The present study aims to propose innovative louver-type turbulators to enhance the heat transfer rate in three major ways, i.e. core flow disturbance, jet impingement, and extended heat transfer surface. These louvers are installed in the twin-pass square channel with a hydraulic diameter (DH) of 45.5 mm and a fully developed inlet condition. Three parameters are examined to find out the optimal design, including the pitch ratio (Pi/DH = 1, 2, 3, 4, and ∞), the number of slat per half louver (1 ≤ Ns ≤ 4), and Reynolds number (5000 ≤ Re ≤ 20000). Particle Image Velocimetry (PIV) and Infrared Thermometry (IT) are respectively employed to measure the detailed velocity maps and wall temperature distributions. With acquired Nusselt number (Nu) ratio, the pressure measurements are also performed to estimate the Fanning friction factor (f) and further evaluate the thermal performance factor (TPF). The results show that both Nu‾/Nu∞ and f¯/f∞ ratios rise with descending Pi/DH and ascending Ns under the present test conditions. Among all the tested cases, the case with Pi/DH = 1 and Ns = 4 provides the highest Nu‾/Nu∞, almost twice the value of smooth reference; nevertheless, it suffers from high f¯/f∞ penalty. It is also found that the TPF level is a relatively weak function of Pi/DH. The new finding is that there exists a critical slat number of Ns = 3 above which the TPF value is a weak function of Ns. In contrast, below the critical Ns the TPF value increases with decreasing Ns. From the viewpoint of heat transfer enhancement, one could apply the louvered channel as a heat exchanger with small Pi/DH and large Ns. The boundary layer disturbance, on the other hand, is more cost-effective than core flow disturbance as a mechanism to augment heat transfer from the viewpoint of thermal performance.
|Number of pages||12|
|Journal||International Journal of Heat and Mass Transfer|
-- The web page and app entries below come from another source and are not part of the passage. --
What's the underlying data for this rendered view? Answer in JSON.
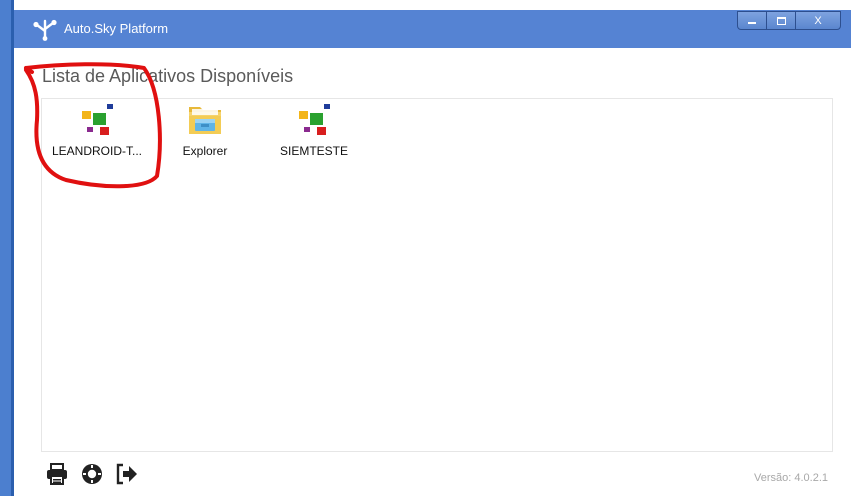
{
  "window": {
    "title": "Auto.Sky Platform",
    "title_icon": "auto-sky-logo-icon",
    "controls": [
      "minimize-icon",
      "maximize-icon",
      "close-icon"
    ],
    "close_label": "X",
    "accent_color": "#5583d3"
  },
  "main": {
    "heading": "Lista de Aplicativos Disponíveis",
    "apps": [
      {
        "label": "LEANDROID-T...",
        "icon": "colored-tiles-app-icon"
      },
      {
        "label": "Explorer",
        "icon": "file-explorer-folder-icon"
      },
      {
        "label": "SIEMTESTE",
        "icon": "colored-tiles-app-icon"
      }
    ],
    "annotation_color": "#e01010"
  },
  "footer": {
    "icons": [
      "printer-icon",
      "gear-icon",
      "sign-out-icon"
    ],
    "version": "Versão: 4.0.2.1"
  }
}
|Publication status||Published - 2018|
All Science Journal Classification (ASJC) codes
- Condensed Matter Physics
- Mechanical Engineering
- Fluid Flow and Transfer Processes